A pedicurist sees this all day long—and I guarantee it ain't always this pretty.
Part of why I don’t engage more beauty services—mani/pedis, facials, etc.—is because I feel acutely aware of the weird power dynamic inherent in many salons. I, a middle-class white woman born in America, am paying a probably not-white person, likely an immigrant, less than I make to do the sort of beauty labor on my body that I’m unwilling to do myself—I’m outsourcing my own grooming, essentially. Most often I just choose to opt out. But in talking with Virginia Sole-Smith of Beauty Schooled and hearing about what it’s like on the other side of the waxing table, I started to see that simply opting out isn’t the only way to handle that dynamic: As a client, I can engage with it responsibly, in ways that go beyond just tipping well and smiling (though do that too). Here, her tips for being a responsible salon client.
1) Tip. Always. “I don’t care if you didn’t like the service—you always have to tip out. The most fundamental injustice in the beauty industry right now is that the salons are all based on a tipping model, which means that workers’ wages are too low. Salons underpay their workers and pass the responsibility for making up the difference over to consumers, so they can advertise lower prices. So think of the listed price of your haircut or bikini wax as a fake price tag and add 20 percent more. That’s pretty much across the board—definitely in discount nail salons. It’s a little less true if you go to a really high-end salon; if a hairstylist works on commission and you’re paying $150 for a cut, the stylist is probably getting 40% of that. So she’s doing fine. But remember that the shampoo girl and her assistant who does your blowout aren’t making that. They’re making, like, $8 an hour. People often tip hairstylists 20% and give the shampoo girl $3; I’d rather give the shampoo girl $10 and scale back a bit on the stylist. Better yet, tip everyone well. I usually tip more than 20%; for a $35 pedicure I’ll tip $10, because I know those workers are often only paid about $50 a day. If you can’t afford to give a tip, you can’t afford to get a pedicure.”

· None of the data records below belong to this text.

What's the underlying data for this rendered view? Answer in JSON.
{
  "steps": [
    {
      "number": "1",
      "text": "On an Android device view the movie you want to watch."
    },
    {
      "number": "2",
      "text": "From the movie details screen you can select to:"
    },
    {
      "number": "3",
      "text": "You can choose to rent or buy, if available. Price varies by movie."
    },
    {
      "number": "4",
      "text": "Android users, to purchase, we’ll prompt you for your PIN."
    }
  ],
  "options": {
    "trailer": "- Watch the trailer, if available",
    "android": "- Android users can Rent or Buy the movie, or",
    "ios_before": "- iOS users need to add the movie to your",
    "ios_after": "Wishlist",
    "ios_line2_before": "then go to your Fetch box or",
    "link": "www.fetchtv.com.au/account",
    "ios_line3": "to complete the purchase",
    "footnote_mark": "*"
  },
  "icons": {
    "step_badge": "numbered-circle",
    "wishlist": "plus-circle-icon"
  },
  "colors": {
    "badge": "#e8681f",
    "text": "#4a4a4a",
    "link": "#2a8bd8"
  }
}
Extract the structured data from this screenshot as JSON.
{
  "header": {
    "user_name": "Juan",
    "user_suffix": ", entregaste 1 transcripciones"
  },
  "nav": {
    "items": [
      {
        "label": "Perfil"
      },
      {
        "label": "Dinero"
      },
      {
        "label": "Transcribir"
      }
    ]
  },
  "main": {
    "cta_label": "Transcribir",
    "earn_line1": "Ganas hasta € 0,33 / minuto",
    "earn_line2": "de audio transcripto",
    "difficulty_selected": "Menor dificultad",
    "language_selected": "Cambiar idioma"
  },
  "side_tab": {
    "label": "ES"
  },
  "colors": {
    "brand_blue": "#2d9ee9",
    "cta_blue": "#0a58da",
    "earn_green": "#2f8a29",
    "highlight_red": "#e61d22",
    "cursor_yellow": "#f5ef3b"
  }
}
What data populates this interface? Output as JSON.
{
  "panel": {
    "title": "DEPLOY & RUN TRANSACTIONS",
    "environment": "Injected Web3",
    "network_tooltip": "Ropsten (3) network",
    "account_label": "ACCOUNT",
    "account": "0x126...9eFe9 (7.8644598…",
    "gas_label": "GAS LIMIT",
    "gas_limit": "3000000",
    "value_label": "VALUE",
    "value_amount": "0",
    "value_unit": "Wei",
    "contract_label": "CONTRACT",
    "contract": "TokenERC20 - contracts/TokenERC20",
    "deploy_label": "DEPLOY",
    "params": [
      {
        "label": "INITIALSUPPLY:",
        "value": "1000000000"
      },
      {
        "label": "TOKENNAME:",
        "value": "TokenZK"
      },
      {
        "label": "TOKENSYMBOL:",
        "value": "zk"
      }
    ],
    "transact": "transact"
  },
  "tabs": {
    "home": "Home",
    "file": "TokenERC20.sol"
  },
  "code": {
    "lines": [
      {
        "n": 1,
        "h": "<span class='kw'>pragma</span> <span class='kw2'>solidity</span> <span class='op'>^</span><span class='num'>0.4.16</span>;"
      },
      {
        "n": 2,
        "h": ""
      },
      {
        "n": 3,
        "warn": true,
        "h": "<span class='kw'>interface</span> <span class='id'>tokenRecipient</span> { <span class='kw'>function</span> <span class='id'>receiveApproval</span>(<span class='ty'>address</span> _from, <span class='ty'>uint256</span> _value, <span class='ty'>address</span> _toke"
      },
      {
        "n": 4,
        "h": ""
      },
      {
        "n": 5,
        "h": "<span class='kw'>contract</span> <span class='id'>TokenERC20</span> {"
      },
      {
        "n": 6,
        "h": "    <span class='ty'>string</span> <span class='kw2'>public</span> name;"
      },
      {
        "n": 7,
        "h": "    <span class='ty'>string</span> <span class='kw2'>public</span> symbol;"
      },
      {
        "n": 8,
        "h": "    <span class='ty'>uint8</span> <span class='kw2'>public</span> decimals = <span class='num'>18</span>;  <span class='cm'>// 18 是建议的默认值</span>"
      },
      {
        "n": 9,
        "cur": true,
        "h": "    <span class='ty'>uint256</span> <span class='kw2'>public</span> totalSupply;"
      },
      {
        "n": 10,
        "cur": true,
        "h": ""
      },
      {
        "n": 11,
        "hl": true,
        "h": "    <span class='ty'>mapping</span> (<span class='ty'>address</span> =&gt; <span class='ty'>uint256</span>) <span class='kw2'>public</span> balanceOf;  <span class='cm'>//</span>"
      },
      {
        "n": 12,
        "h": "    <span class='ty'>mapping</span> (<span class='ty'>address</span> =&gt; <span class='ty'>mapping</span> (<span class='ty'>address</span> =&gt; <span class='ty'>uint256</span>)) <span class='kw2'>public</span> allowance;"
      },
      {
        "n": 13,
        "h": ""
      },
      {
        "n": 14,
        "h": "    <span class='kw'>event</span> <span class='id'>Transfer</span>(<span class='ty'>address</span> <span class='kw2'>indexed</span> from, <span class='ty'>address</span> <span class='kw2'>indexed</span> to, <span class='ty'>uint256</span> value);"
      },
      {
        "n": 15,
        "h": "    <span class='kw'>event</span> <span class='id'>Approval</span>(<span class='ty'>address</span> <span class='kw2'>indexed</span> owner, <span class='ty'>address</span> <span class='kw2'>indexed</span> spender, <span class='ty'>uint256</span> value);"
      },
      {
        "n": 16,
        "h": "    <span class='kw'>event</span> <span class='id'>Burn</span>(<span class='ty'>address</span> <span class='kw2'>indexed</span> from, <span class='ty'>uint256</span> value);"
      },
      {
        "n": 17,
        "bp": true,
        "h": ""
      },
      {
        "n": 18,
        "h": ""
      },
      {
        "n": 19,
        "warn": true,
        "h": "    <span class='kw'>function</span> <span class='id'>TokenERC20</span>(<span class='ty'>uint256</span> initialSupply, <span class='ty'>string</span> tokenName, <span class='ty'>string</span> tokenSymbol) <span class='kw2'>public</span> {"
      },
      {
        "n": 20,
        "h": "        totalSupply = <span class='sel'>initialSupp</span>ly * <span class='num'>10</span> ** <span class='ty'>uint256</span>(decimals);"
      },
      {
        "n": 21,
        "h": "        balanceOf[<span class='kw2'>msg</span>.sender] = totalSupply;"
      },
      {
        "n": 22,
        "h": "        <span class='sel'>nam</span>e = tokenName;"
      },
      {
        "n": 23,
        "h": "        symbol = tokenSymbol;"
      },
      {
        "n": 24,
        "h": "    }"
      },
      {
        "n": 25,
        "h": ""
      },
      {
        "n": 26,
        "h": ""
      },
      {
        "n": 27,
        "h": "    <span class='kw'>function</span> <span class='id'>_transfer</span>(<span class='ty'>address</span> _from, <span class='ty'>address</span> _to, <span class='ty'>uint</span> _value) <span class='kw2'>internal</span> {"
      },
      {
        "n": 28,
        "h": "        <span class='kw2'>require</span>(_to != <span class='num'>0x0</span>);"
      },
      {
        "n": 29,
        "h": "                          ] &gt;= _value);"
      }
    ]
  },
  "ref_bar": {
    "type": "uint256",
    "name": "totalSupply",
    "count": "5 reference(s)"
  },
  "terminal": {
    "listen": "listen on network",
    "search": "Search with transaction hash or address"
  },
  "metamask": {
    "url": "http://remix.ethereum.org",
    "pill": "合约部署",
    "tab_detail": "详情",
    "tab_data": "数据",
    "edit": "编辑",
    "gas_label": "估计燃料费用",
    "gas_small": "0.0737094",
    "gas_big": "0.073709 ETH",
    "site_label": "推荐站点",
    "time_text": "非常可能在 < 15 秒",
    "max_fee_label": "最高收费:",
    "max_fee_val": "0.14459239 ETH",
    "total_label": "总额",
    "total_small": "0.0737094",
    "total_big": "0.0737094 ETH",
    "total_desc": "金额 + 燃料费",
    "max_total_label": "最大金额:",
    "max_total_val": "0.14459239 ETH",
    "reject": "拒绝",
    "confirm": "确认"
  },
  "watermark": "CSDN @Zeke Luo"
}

2) Make it mutual. “Make it a point to ask their name. If you make conversation, don’t just go on about what you want—have a conversation with them as you would any other person. I hate when I go to a nail salon and I see women talking on their cell phone while there’s a woman scrubbing her feet. I know you’re there to relax, and that’s fine—you don’t have to talk through the whole thing. If you’re getting a facial, you’re paying to basically take a nap. But recognize that this is a human being who is working on you; don’t pretend she’s a robot, because she’s not. She’s touching you and being physically intimate, so it would be nice to ask how her day is going. Pay it back a little bit. That can be tricky to do, because you’re paying for the service and she has to give that service. But keep the fundamental respect.”
3) Be an advocate. “If you’re going into a place that’s awful with fumes and not enough ventilation, ask for the windows to be opened. You can even encourage salons to give their workers masks and gloves — or if you notice workers wearing protective gear, make a point to tell the owner that you appreciate them making worker safety a priority. The owners aren’t going to do that unless they think that the customer wants it, because they don’t want to lose business. So anytime you say, ‘Wow, these fumes make me sick,’ and talk to a salon manager and say, ‘Hey, can you open more windows or put a fan in here?’—particularly with the really toxic stuff, like the Brazilian blowout and acrylic nails—the manager is at least listening to you. They need to hear that from customers.”